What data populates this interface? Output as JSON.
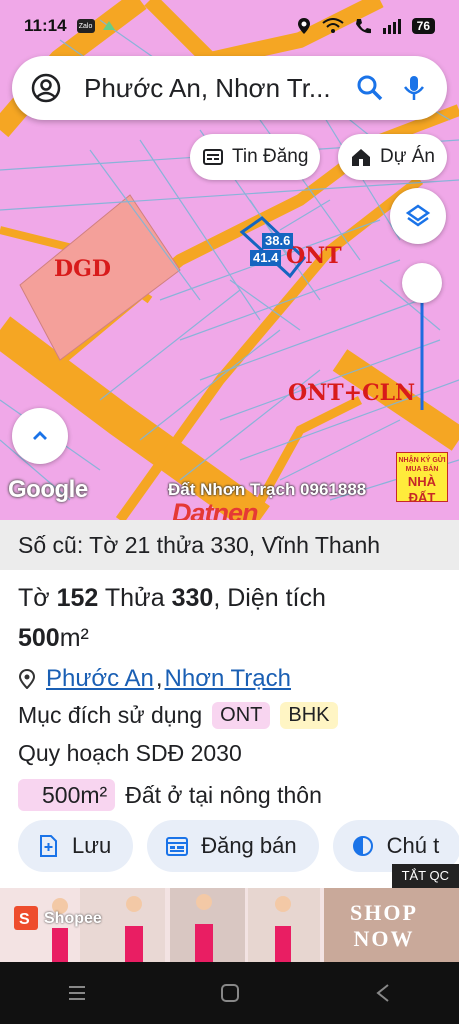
{
  "status_bar": {
    "time": "11:14",
    "notif_app": "Zalo",
    "battery": "76"
  },
  "search": {
    "query": "Phước An, Nhơn Tr..."
  },
  "chips": {
    "tin_dang": "Tin Đăng",
    "du_an": "Dự Án"
  },
  "map": {
    "labels": {
      "dgd": "DGD",
      "ont": "ONT",
      "ont_cln": "ONT+CLN"
    },
    "dimensions": [
      "38.6",
      "41.4"
    ],
    "google_logo": "Google",
    "watermark": "Đất Nhơn Trạch 0961888",
    "datnen": "Datnen",
    "badge": {
      "line1": "NHẬN KÝ GỬI",
      "line2": "MUA BÁN",
      "line3": "NHÀ ĐẤT"
    }
  },
  "sheet": {
    "old_number": "Số cũ: Tờ 21 thửa 330, Vĩnh Thanh",
    "to_label": "Tờ",
    "to_value": "152",
    "thua_label": "Thửa",
    "thua_value": "330",
    "dien_tich_label": ", Diện tích",
    "area_value": "500",
    "area_unit": "m²",
    "location_ward": "Phước An",
    "location_district": "Nhơn Trạch",
    "purpose_label": "Mục đích sử dụng",
    "purpose_tags": [
      "ONT",
      "BHK"
    ],
    "planning_label": "Quy hoạch SDĐ 2030",
    "plan_area": "500m²",
    "plan_desc": "Đất ở tại nông thôn",
    "actions": {
      "save": "Lưu",
      "post": "Đăng bán",
      "note": "Chú t"
    }
  },
  "ad": {
    "close_label": "TẮT QC",
    "brand": "Shopee",
    "cta_line1": "SHOP",
    "cta_line2": "NOW"
  },
  "colors": {
    "map_bg": "#f0a8e8",
    "road": "#f5a623",
    "accent": "#1565c0",
    "label_red": "#d81b1b"
  }
}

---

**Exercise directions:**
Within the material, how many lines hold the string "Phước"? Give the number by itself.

**Your solution:**
2